WORK TO BE COMPLETED
Pull out every line below containing the word "title".

Items from an interface collection
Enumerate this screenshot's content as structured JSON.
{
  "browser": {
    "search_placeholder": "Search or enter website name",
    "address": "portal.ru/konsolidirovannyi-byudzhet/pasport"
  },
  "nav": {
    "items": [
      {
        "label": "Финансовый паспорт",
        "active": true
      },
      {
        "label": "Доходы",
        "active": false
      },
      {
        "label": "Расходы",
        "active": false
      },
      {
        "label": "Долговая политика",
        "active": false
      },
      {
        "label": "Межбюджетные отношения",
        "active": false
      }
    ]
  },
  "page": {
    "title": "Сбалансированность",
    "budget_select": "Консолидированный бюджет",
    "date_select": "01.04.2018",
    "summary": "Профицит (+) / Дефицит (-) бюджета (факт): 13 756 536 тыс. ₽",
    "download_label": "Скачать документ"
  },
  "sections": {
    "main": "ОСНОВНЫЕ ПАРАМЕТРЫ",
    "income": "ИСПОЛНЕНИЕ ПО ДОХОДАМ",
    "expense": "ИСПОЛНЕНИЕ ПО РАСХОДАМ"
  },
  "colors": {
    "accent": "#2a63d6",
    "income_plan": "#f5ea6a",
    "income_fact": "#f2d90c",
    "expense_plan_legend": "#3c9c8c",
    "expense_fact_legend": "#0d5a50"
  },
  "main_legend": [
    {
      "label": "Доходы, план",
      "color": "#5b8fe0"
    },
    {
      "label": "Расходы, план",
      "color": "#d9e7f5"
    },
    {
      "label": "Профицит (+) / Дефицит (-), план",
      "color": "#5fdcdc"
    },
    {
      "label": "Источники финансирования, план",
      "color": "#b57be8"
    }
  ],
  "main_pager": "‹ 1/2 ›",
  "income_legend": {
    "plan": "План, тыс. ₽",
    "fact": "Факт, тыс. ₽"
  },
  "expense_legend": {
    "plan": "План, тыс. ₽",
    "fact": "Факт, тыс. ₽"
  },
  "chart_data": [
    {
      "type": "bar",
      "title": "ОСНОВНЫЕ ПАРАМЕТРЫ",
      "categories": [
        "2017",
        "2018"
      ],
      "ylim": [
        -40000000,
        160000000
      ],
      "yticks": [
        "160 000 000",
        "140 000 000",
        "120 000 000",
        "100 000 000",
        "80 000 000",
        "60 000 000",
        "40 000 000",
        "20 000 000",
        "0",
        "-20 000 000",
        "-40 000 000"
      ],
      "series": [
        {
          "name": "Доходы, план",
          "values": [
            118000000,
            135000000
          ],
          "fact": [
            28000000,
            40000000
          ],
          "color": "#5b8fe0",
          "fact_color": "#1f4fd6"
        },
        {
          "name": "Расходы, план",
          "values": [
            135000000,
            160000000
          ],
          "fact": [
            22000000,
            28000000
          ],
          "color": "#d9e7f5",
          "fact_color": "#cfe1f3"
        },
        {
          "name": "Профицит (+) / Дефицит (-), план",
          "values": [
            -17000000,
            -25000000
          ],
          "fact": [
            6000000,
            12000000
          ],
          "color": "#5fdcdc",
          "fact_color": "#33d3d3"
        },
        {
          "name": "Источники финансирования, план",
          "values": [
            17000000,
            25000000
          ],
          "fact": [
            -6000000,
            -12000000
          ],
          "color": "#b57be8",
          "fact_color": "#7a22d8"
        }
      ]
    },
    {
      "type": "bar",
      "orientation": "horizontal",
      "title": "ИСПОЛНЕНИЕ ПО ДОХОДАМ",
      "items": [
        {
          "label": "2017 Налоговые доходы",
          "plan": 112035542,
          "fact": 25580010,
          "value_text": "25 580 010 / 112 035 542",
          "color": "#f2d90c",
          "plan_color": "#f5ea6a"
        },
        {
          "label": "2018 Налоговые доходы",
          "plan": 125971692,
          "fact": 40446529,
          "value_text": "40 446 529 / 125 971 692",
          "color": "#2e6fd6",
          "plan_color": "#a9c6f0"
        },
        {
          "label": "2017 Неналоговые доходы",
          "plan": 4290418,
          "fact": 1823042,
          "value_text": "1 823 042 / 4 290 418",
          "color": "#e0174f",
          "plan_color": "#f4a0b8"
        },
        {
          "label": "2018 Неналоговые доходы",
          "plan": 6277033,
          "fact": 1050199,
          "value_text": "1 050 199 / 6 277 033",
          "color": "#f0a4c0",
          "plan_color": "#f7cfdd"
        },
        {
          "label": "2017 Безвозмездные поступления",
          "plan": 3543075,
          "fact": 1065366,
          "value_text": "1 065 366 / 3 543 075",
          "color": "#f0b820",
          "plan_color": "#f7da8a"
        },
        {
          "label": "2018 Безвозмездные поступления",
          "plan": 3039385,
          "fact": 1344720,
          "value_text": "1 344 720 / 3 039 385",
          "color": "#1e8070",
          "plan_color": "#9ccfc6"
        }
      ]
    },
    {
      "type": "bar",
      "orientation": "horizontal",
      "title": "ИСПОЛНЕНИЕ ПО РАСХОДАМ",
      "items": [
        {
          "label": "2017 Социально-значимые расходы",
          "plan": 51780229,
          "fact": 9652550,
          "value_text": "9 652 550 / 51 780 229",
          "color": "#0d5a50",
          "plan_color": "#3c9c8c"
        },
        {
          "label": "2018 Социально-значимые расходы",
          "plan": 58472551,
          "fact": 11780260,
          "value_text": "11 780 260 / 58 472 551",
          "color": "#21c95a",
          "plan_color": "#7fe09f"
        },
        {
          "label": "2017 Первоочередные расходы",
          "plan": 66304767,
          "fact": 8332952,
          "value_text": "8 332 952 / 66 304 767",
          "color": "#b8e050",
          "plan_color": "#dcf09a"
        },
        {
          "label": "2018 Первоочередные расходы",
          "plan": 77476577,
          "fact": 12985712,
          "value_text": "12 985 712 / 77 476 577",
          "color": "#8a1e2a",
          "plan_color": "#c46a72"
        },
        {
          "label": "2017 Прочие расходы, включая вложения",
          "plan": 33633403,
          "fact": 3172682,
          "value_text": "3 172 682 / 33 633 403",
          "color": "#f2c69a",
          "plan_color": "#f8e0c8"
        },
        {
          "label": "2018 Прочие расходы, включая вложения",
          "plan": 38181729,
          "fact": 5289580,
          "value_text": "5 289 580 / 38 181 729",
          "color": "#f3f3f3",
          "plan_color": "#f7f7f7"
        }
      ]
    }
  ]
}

OUTPUT
    "title": "Сбалансированность",
      "title": "ОСНОВНЫЕ ПАРАМЕТРЫ",
      "title": "ИСПОЛНЕНИЕ ПО ДОХОДАМ",
      "title": "ИСПОЛНЕНИЕ ПО РАСХОДАМ",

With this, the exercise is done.